**What you will do:**
Look through the records, and whenever a line includes the word "true", copy it.

**Records shown:**
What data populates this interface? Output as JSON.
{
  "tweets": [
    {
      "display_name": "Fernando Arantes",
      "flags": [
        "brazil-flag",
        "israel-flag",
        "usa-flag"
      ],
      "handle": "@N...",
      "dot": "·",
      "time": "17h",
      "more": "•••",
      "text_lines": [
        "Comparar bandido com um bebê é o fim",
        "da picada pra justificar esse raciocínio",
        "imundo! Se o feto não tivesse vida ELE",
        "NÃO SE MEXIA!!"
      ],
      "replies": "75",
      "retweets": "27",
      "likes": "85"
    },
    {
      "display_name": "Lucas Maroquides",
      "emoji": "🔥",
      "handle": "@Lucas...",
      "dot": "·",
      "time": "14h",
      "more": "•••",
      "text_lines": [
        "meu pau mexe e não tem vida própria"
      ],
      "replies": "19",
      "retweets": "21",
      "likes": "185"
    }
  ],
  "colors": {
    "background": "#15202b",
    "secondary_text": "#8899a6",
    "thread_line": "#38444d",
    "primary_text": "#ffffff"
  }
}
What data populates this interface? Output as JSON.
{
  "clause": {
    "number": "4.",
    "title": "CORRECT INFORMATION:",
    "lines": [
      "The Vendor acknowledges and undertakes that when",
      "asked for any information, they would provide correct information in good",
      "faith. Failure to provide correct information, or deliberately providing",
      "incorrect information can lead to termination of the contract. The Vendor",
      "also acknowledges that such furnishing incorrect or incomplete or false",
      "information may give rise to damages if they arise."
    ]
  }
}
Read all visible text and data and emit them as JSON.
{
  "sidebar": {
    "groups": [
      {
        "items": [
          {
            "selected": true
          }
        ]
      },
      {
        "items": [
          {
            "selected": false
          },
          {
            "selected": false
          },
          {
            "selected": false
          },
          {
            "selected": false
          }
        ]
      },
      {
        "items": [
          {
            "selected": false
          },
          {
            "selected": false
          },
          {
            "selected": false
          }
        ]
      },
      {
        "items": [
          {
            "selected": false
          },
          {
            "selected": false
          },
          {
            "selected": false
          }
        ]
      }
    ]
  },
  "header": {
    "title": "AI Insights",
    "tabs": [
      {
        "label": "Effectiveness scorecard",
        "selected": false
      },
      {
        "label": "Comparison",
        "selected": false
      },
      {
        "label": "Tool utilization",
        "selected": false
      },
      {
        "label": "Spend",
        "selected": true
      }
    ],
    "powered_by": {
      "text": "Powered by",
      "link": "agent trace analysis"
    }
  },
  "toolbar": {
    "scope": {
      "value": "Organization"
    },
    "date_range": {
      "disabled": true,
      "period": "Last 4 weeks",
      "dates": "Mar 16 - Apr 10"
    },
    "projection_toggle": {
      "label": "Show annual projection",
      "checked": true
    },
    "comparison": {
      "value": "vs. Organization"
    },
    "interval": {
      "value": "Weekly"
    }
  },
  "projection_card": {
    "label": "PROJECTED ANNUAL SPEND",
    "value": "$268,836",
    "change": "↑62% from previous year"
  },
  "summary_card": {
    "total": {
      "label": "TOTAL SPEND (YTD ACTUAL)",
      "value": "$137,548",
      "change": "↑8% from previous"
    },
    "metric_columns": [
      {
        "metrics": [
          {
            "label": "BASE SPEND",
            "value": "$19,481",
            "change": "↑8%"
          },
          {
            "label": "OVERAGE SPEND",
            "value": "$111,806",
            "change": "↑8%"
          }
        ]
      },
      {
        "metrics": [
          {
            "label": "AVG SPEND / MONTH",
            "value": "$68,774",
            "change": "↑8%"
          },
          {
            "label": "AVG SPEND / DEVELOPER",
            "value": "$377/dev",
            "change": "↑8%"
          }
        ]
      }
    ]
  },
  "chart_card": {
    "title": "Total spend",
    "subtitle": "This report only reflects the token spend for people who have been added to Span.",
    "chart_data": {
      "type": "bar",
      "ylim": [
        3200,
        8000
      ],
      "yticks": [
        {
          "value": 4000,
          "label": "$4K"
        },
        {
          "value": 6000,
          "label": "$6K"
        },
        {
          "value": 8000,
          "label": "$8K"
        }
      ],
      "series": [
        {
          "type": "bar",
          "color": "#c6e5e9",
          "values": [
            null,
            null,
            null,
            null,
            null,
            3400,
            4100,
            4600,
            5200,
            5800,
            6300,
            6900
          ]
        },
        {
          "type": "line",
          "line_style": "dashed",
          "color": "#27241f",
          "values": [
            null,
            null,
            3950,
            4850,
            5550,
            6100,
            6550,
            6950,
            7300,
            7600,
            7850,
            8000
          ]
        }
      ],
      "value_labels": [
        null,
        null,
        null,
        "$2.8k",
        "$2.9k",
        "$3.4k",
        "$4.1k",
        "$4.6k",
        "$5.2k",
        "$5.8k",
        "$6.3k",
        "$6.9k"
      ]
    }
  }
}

**Output below:**
            "selected": true
        "selected": true
      "disabled": true,
      "checked": true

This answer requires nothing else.